‘This will be as true as I can make it. True always trumps clever,’ says character actor and podcast raconteur Stephen Tobolowsky at the top of his one-man show
There are good reasons this guy is never out of work. His acting and storytelling skills are focused and intense, plus he gives off the good vibes of someone you’d like to hang out in the backyard with, listening to him spin tales as he marinates brisket on the grill.
Tobolowsky has brought seven different true stories to Edinburgh, spreading them over his two weeks of shows.
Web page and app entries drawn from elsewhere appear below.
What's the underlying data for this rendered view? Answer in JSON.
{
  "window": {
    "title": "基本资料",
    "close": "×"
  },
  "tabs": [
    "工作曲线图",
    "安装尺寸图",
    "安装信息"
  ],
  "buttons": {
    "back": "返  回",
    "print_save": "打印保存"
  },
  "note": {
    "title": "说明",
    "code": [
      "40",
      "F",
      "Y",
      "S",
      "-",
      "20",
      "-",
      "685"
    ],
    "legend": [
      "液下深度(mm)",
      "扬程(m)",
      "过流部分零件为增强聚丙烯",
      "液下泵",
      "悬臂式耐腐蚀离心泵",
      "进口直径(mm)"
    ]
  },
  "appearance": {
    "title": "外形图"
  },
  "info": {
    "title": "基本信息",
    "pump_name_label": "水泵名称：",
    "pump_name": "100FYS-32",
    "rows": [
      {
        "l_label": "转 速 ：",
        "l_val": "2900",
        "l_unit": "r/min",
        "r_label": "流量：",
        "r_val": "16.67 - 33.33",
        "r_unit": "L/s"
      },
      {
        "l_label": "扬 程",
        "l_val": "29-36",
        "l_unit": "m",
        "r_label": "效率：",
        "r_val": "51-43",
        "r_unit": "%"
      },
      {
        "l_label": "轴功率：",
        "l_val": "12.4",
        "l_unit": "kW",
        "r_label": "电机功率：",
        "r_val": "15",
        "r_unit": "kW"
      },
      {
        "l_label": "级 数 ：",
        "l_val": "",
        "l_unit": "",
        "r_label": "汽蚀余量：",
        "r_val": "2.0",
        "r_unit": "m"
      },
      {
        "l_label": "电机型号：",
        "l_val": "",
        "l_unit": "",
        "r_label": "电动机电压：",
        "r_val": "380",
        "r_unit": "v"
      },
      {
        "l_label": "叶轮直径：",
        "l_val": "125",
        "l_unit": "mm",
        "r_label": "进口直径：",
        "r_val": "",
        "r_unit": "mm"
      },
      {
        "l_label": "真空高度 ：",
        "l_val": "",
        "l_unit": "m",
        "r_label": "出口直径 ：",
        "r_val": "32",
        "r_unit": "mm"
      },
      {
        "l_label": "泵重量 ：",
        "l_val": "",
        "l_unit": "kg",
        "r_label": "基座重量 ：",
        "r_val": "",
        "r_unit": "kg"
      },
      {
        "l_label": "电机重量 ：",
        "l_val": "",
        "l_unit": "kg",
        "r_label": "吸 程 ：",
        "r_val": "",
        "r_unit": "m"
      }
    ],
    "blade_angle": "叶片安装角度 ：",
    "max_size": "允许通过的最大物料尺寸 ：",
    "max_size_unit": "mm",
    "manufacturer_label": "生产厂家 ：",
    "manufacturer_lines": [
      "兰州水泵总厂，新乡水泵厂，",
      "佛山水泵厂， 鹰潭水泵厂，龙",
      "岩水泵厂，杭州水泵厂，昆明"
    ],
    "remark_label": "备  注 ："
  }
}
Some are new; some he’s told before on his top-rated podcast, which is also called The Tobolowsky Files; some are from his autobiographical book The Dangerous Animals Club. At 64, he has decades of movie-set anecdotes, life lessons and psychic experiences to draw from (yep, he’s a bit clairvoyant, he says).
Tobolowsky bounds onto the tiny stage wearing a grey-green, long-sleeved knit shirt, faded jeans and sneakers. His bald head gleams under the stage lights. Tonight his story is about ‘Beth,’ his first great love. They met in the college drama department in Dallas (his hometown) in the early 1970s and landed in Los Angeles together after graduation because, the actor explains, ‘Beth said it’s easier to be poor in sunlight.’
They weren’t poor for long. ‘Beth’ is revealed to be Beth Henley, whose first play, the Chekhov-inspired Southern Gothic comedy Crimes of the Heart (Tobolowsky says he came up with the title), won the Pulitzer Prize for Drama in 1981. It ran nearly two years on a New York stage and lead to a $2 million movie deal for Henley and productions around the world. The couple acquired a house with a swimming pool. Henley acquired agents, managers, lawyers and hangers-on.
‘The problems of plenty are plentiful,’ says Tobolowsky as he recounts the break-up of their 16-year relationship. As he talks about his ex, his eyes brim with tears. His voice catches as he says her name.
As great first loves go, this one must have been epic. Tobolowsky is open and generous with his emotions, which seem especially tender as he gets to the end of this night’s story. (He’s been married more than 20 years now to an actress named Ann Mears. He promises he’ll tell that story another night.)
If this sounds soppy, well, it isn’t. There are good reasons this guy is never out of work. His acting and storytelling skills are focused and intense, plus he gives off the good vibes of someone you’d like to hang out in the backyard with, listening to him spin tales as he marinates brisket on the grill.
Tobolowsky’s stories take frequent detours into hilarity. In the Beth Henley saga are parallel bits about their flea-infested apartment – ‘Like I was in a Roger Corman movie’ – his discovery of the ‘tones’ in his head that allow him some second sight into ‘who people really are,’ and the joy he felt as he sat reading his girlfriend’s play, knowing with every page that it was a masterpiece that would probably spell the end of their domestic bliss. Somewhere in there we also learn that Stephen Tobolowsky indirectly coined the name of the band Radiohead.
He doesn’t come to a big finale, just gently coasts to a stop after 65 minutes. ‘Unlike movies,’ he says, ‘life has no ending credits.’